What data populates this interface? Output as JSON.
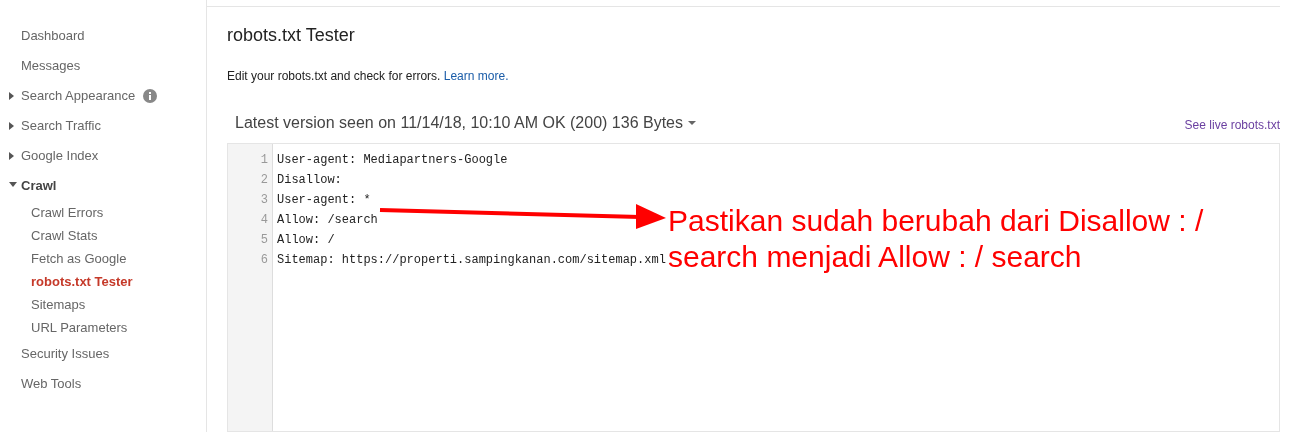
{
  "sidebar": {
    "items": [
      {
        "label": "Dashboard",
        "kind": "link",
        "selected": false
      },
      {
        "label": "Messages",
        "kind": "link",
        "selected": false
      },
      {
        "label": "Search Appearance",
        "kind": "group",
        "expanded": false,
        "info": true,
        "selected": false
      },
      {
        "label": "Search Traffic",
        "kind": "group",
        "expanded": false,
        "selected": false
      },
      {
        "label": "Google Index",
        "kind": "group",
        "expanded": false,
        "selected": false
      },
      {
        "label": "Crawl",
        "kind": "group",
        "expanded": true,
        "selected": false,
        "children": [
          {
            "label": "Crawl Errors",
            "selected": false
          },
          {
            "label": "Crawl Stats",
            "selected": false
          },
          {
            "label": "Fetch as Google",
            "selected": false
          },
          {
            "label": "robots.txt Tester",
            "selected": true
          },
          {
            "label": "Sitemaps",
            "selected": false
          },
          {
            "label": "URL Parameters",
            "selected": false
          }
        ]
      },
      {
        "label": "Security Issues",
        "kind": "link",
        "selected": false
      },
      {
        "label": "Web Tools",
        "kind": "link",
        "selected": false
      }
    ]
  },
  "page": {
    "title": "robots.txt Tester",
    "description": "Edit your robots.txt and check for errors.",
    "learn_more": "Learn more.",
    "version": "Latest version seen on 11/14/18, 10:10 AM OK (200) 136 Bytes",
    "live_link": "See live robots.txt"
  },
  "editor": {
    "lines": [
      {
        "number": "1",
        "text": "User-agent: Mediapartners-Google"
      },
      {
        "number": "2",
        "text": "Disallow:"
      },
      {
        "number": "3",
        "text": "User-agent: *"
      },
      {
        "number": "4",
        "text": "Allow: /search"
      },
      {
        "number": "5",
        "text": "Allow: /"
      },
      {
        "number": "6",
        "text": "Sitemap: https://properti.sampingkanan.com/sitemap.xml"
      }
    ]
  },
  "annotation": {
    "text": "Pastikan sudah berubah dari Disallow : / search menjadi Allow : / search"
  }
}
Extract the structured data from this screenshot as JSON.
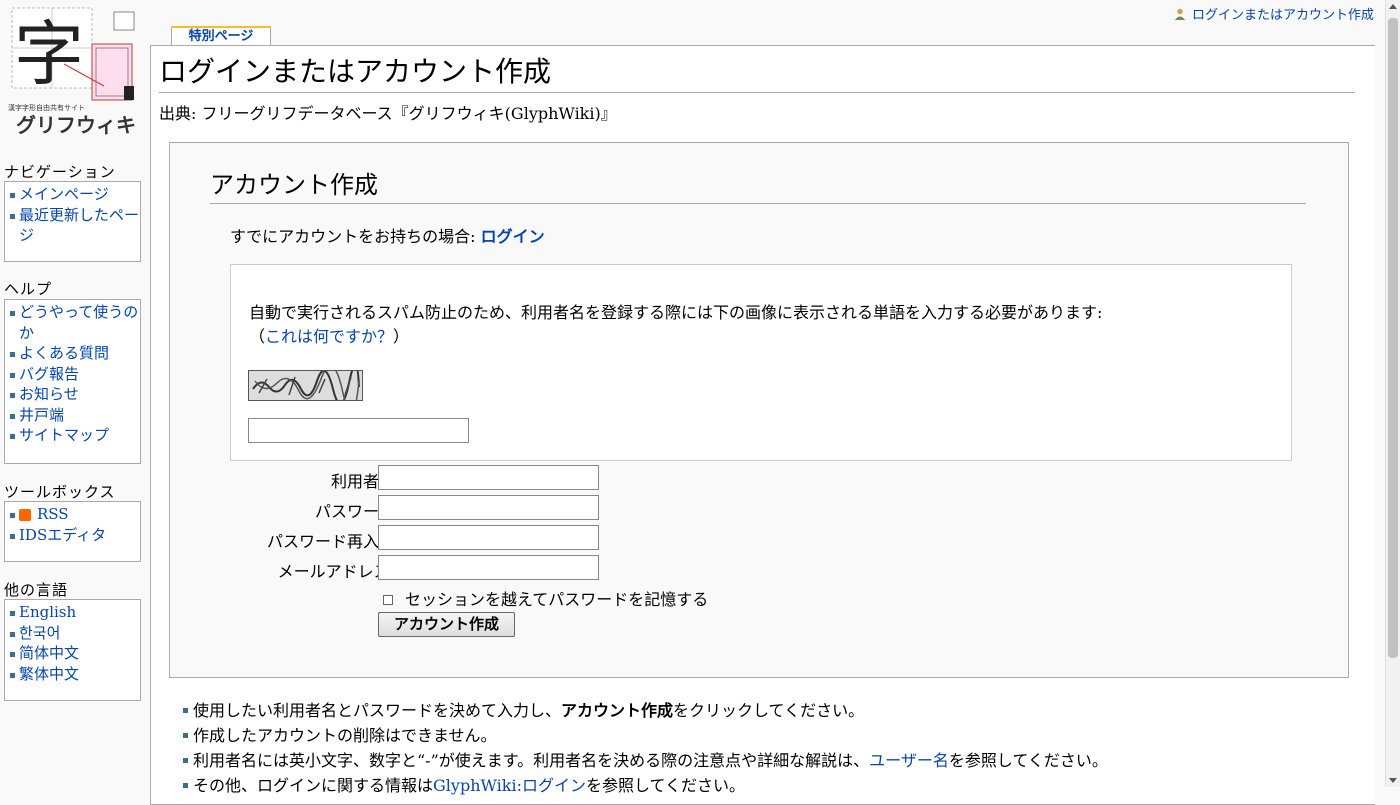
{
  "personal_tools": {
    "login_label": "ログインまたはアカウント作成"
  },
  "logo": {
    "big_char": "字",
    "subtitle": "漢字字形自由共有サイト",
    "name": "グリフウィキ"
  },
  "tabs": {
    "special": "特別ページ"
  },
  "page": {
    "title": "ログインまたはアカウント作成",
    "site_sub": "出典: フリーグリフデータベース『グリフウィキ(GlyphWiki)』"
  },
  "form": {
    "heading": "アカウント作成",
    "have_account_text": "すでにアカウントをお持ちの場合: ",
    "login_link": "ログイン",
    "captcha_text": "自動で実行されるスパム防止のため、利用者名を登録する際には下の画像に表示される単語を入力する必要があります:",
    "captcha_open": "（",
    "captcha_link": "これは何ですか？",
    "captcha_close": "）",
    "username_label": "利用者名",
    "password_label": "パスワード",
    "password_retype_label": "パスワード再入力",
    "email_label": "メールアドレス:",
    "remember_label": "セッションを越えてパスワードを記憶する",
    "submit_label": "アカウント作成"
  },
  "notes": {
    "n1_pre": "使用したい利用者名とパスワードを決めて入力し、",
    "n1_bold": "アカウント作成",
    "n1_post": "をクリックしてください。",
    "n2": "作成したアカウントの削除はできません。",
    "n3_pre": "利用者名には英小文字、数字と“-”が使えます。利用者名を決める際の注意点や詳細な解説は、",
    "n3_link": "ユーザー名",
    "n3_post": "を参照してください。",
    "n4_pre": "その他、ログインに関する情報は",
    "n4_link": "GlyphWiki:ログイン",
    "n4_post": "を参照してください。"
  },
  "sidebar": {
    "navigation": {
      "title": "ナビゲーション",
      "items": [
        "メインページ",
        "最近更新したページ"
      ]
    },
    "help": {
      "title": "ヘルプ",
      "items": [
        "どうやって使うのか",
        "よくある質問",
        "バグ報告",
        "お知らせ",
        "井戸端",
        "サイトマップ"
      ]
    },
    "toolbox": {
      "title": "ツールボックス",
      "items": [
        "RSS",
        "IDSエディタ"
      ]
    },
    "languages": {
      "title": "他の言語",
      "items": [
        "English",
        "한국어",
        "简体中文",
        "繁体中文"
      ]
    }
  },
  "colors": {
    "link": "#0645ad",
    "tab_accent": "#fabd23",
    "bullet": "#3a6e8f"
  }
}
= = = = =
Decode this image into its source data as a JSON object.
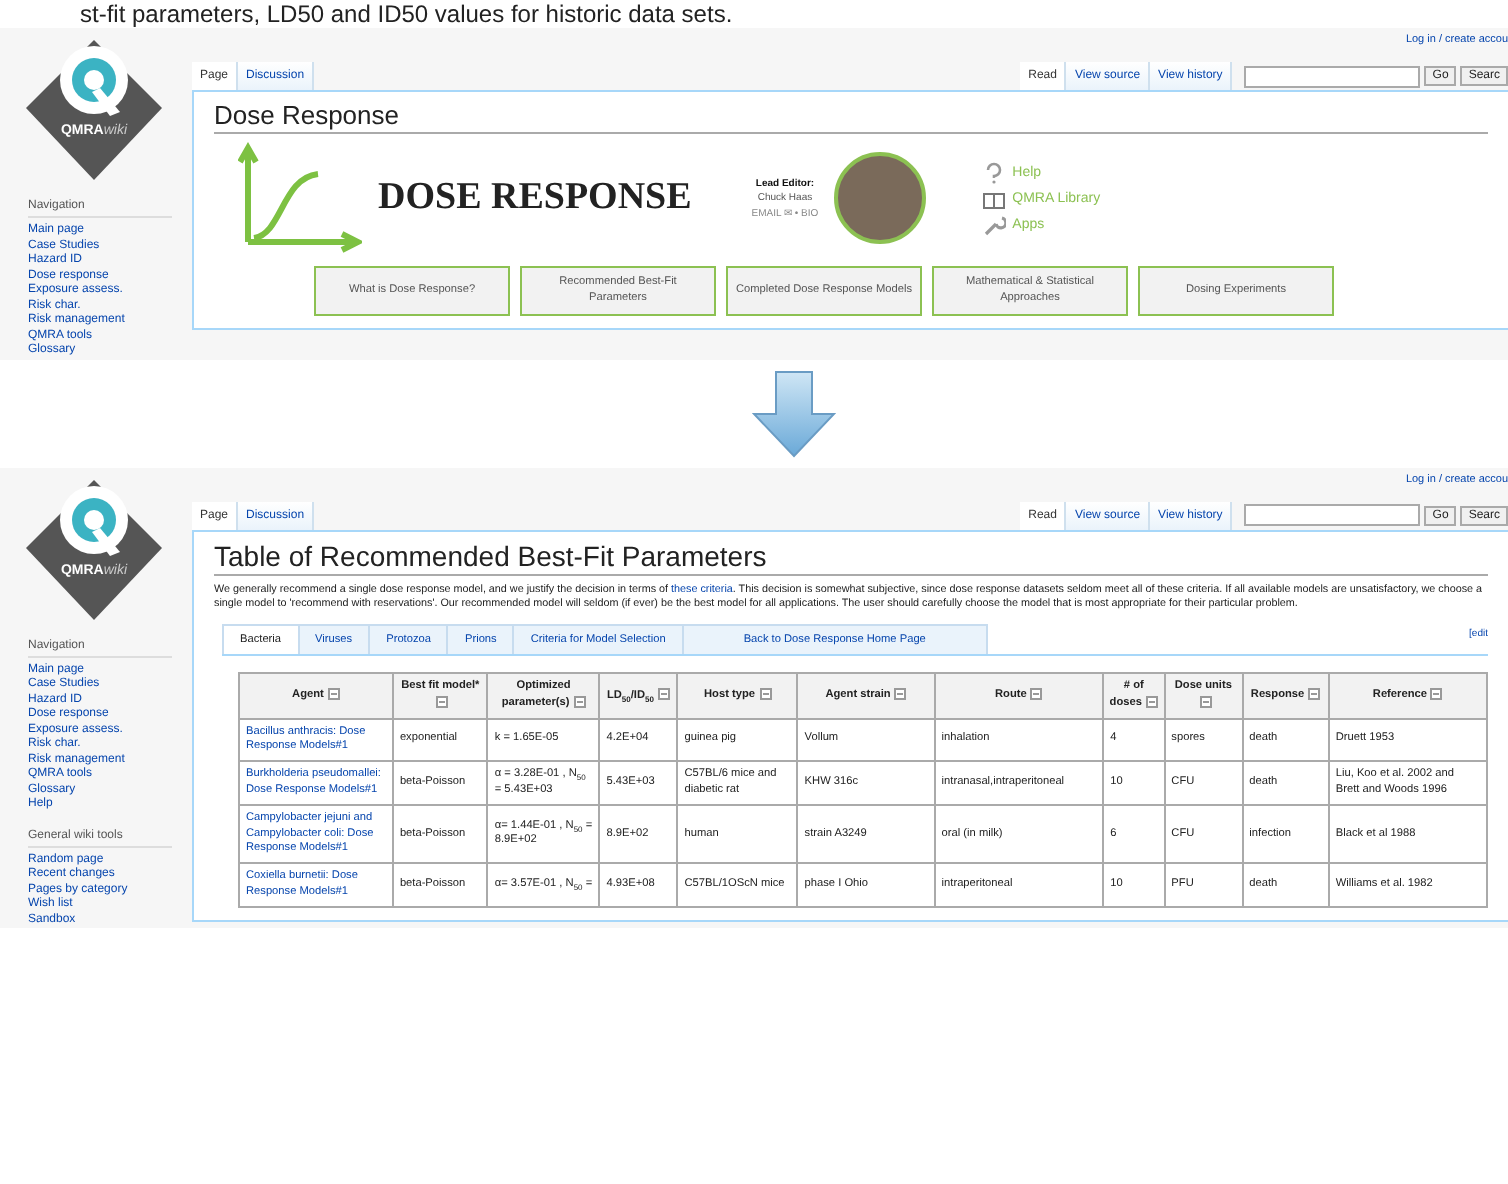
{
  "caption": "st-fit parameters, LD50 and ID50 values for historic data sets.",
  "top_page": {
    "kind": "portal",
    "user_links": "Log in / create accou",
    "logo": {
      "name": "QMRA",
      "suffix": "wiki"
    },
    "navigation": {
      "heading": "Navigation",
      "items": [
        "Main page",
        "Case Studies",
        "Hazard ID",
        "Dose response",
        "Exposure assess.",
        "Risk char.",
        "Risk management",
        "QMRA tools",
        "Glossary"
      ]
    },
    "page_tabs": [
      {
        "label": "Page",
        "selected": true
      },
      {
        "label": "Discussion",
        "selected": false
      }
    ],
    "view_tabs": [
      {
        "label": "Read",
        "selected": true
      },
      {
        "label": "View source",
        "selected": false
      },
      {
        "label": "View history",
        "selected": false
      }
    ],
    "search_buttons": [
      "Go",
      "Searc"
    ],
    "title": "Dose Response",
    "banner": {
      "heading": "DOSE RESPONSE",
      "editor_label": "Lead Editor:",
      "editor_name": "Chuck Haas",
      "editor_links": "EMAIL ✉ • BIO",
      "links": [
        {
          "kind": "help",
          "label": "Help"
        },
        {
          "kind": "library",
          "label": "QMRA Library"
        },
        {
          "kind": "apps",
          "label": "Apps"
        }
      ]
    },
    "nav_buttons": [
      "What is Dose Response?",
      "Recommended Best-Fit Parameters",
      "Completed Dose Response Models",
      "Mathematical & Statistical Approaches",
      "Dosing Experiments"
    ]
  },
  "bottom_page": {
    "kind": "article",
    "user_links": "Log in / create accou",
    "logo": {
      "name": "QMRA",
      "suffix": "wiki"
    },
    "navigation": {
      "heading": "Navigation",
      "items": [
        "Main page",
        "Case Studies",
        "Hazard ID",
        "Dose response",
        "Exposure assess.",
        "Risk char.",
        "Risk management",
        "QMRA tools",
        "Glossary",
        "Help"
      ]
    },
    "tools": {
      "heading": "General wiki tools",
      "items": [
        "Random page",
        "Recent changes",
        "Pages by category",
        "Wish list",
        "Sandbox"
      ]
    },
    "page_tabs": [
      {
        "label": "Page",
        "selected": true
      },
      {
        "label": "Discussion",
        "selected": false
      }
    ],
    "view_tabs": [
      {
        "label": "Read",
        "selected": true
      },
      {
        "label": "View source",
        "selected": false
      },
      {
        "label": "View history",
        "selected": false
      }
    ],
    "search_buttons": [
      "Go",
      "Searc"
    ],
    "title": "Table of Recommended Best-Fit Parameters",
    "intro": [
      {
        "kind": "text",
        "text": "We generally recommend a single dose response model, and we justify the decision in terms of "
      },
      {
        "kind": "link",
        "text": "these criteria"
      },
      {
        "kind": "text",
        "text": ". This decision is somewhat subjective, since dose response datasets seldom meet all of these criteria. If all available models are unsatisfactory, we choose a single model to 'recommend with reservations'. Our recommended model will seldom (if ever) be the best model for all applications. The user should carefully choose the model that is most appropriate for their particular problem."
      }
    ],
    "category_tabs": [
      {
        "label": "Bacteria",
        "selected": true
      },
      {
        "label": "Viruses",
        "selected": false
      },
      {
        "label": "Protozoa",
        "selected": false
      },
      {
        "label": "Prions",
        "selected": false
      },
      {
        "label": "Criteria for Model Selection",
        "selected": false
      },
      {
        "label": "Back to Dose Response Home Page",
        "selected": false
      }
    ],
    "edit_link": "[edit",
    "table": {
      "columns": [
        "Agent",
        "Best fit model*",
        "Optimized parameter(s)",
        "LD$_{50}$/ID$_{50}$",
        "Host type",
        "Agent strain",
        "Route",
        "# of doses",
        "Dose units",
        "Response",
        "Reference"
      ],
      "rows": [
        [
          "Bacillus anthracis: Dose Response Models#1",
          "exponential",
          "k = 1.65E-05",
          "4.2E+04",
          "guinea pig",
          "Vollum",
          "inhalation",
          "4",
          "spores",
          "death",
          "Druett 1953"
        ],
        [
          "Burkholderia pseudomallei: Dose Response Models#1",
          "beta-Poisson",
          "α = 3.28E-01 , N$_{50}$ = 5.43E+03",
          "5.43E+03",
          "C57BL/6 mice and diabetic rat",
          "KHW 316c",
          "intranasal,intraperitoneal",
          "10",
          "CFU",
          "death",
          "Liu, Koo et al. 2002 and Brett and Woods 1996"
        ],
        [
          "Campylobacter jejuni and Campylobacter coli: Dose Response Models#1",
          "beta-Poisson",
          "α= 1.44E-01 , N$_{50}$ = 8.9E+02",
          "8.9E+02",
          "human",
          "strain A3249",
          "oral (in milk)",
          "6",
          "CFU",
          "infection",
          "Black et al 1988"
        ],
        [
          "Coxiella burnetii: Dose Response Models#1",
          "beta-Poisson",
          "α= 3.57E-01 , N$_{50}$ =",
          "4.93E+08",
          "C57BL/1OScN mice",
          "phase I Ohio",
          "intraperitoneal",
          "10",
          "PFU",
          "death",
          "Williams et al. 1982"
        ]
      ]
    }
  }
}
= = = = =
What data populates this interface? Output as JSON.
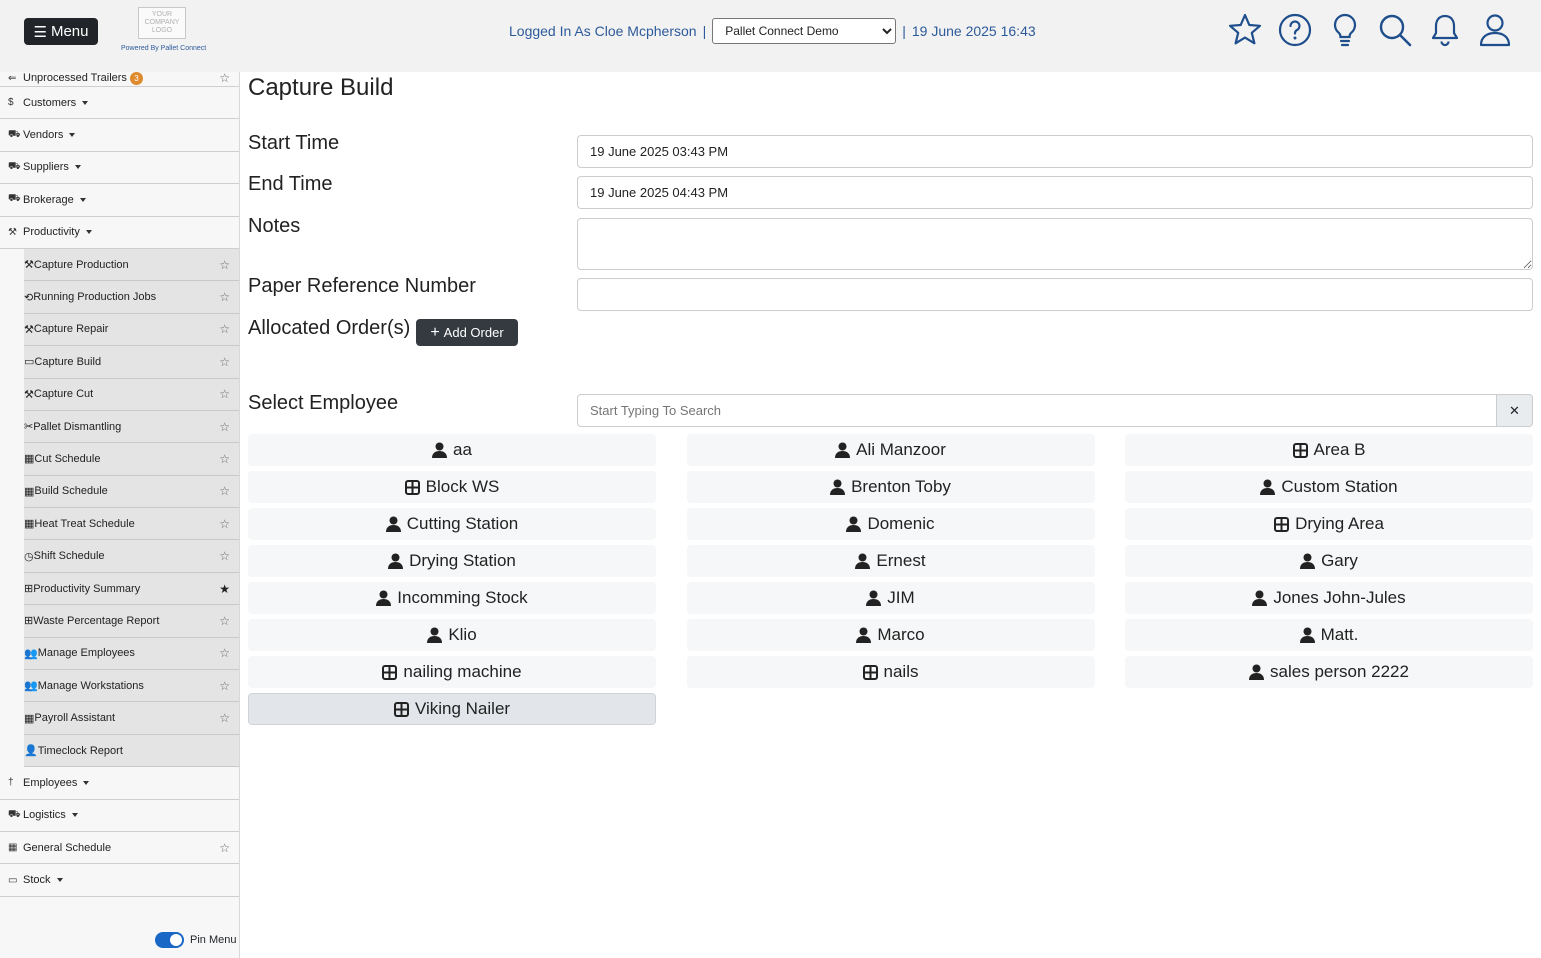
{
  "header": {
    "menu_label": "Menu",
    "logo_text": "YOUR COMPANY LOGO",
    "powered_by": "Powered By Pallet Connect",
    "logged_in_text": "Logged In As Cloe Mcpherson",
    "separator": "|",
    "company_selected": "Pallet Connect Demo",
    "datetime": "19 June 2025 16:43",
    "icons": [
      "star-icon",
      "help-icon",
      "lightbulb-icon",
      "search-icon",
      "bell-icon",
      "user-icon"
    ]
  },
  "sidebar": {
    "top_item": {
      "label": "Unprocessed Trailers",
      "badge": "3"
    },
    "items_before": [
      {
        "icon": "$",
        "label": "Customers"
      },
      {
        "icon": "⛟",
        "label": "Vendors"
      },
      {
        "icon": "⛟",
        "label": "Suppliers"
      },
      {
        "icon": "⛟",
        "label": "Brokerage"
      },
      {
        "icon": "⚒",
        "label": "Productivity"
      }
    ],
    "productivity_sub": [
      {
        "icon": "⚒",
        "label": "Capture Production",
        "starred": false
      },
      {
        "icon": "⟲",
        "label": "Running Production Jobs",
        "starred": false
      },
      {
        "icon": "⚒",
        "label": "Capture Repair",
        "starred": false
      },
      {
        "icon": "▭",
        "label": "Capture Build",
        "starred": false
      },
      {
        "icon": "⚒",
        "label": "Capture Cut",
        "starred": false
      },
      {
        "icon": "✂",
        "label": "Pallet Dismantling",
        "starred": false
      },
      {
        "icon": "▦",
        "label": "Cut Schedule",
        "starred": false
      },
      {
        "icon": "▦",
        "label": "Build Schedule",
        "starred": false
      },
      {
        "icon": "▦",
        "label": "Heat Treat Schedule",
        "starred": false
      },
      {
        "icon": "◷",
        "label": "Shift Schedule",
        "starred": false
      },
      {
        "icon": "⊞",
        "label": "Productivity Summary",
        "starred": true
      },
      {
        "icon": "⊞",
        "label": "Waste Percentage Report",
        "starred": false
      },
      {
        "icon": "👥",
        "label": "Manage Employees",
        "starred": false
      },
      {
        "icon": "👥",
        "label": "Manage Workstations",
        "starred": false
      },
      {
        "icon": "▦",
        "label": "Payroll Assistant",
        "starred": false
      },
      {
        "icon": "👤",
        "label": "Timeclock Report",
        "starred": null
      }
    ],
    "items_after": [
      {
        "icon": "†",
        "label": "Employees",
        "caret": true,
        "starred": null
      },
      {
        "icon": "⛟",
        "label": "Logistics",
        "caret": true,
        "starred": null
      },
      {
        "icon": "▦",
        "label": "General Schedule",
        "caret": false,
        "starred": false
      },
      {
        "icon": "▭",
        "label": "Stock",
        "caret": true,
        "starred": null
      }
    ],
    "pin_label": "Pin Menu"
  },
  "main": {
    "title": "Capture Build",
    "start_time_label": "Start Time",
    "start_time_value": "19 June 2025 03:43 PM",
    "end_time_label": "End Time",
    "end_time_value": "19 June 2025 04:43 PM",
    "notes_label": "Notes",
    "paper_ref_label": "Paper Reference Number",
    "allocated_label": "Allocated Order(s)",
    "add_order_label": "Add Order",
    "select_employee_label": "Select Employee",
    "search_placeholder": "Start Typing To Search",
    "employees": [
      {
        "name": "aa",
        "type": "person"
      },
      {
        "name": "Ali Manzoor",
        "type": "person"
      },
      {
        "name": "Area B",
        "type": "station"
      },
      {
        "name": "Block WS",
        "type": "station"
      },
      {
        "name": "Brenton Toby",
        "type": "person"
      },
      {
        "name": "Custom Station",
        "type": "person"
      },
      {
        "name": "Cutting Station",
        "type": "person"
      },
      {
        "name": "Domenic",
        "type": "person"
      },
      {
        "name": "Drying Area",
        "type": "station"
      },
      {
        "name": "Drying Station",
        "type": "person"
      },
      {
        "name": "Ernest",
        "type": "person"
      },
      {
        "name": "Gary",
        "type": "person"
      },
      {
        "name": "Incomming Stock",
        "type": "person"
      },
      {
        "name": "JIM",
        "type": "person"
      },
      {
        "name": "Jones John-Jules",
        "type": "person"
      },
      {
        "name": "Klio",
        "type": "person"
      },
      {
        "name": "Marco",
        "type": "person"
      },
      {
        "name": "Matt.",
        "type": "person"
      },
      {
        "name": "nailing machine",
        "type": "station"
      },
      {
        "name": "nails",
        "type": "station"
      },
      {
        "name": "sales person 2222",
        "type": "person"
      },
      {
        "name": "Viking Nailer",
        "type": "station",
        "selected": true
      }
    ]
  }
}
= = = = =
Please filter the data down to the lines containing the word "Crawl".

# [ANSWER SECTION]
        "label": "Crawl",
            "label": "Crawl Errors",
            "label": "Crawl Stats",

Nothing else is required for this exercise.